#### [What you are asked to do]
Please return every line of the records that contains the word "more".
### Data
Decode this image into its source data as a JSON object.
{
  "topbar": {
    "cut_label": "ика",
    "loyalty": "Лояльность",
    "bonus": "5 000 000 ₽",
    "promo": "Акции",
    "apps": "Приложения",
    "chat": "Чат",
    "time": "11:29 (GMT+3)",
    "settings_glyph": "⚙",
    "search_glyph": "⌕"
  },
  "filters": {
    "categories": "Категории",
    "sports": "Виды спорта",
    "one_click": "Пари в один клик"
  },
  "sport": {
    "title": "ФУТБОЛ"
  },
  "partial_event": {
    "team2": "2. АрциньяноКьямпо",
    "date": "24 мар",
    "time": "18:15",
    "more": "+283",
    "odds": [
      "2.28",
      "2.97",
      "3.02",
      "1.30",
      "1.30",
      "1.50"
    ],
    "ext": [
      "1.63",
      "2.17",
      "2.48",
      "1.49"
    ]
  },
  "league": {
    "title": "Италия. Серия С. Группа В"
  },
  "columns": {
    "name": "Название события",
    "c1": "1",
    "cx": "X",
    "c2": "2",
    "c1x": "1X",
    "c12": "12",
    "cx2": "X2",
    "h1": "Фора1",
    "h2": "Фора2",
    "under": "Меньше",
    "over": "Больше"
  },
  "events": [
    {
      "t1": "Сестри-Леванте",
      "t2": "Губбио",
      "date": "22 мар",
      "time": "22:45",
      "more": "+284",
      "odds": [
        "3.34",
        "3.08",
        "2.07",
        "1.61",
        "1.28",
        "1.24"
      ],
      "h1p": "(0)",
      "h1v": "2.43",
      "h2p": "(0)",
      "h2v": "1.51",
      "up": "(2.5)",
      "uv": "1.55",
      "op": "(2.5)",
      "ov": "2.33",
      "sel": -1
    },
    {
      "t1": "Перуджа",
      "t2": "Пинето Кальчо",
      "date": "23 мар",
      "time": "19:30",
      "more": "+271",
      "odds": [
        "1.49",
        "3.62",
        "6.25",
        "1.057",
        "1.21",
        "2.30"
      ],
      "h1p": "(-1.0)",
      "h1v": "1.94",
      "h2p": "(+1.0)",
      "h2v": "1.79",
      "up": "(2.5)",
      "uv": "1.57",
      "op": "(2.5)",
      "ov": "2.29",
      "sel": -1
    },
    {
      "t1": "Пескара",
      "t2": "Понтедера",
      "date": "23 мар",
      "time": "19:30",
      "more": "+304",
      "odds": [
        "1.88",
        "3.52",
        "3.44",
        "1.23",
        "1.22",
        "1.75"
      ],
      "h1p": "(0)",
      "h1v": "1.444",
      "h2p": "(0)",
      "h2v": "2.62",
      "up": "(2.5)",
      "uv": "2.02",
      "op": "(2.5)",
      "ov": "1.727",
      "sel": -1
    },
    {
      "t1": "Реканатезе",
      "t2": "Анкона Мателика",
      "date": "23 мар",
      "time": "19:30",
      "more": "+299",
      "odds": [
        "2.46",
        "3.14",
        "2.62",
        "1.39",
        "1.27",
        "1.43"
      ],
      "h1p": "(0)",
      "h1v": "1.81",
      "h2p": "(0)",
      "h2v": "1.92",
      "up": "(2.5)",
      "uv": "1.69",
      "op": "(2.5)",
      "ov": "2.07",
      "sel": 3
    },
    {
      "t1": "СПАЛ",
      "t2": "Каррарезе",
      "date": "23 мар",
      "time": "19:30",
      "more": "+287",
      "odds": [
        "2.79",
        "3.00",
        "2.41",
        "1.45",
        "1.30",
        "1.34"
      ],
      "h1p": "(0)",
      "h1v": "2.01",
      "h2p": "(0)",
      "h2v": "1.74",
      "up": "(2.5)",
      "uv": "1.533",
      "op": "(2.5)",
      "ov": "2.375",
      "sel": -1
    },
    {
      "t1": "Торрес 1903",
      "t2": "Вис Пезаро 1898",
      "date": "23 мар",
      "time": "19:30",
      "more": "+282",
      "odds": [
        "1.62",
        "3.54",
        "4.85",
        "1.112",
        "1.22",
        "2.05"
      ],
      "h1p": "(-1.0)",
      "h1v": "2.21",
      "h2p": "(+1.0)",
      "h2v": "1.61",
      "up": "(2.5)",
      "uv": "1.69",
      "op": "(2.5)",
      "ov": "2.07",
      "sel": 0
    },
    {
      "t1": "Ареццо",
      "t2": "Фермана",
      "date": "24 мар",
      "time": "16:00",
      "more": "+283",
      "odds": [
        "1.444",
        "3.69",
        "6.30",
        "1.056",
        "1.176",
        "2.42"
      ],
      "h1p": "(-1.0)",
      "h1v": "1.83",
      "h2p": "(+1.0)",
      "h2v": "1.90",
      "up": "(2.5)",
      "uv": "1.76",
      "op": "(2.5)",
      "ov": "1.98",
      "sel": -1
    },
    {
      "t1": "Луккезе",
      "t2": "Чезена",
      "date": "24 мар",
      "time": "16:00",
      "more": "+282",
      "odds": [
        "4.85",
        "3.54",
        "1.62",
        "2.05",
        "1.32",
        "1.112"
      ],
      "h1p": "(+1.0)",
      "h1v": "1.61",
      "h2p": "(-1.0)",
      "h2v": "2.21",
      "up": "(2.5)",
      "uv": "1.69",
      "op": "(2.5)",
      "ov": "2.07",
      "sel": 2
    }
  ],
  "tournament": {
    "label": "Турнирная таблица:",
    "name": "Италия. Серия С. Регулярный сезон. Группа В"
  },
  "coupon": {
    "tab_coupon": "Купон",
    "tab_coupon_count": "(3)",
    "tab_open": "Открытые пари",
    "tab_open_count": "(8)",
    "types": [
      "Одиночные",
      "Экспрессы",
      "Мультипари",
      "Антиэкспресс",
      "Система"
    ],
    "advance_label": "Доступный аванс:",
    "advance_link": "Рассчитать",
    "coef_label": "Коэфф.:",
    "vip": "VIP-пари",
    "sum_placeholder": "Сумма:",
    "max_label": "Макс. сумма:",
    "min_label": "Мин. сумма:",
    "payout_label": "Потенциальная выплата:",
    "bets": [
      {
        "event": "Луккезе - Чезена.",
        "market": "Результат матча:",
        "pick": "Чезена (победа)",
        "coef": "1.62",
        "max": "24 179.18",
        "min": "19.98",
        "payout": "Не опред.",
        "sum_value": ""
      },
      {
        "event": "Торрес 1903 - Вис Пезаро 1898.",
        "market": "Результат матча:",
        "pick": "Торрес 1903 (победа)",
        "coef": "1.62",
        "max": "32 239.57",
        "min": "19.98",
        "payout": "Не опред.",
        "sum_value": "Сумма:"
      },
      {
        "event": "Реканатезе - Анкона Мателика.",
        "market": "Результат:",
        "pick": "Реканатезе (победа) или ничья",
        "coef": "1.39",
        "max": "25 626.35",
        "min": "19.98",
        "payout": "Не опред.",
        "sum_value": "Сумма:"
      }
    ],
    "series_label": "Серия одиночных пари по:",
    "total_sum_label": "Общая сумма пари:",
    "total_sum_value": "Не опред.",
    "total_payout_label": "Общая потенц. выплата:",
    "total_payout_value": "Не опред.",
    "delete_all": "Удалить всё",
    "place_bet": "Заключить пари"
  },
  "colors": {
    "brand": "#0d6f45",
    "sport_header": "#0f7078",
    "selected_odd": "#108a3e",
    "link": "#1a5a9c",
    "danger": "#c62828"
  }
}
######
#### [Answer]
    "more": "+283",
      "more": "+284",
      "more": "+271",
      "more": "+304",
      "more": "+299",
      "more": "+287",
      "more": "+282",
      "more": "+283",
      "more": "+282",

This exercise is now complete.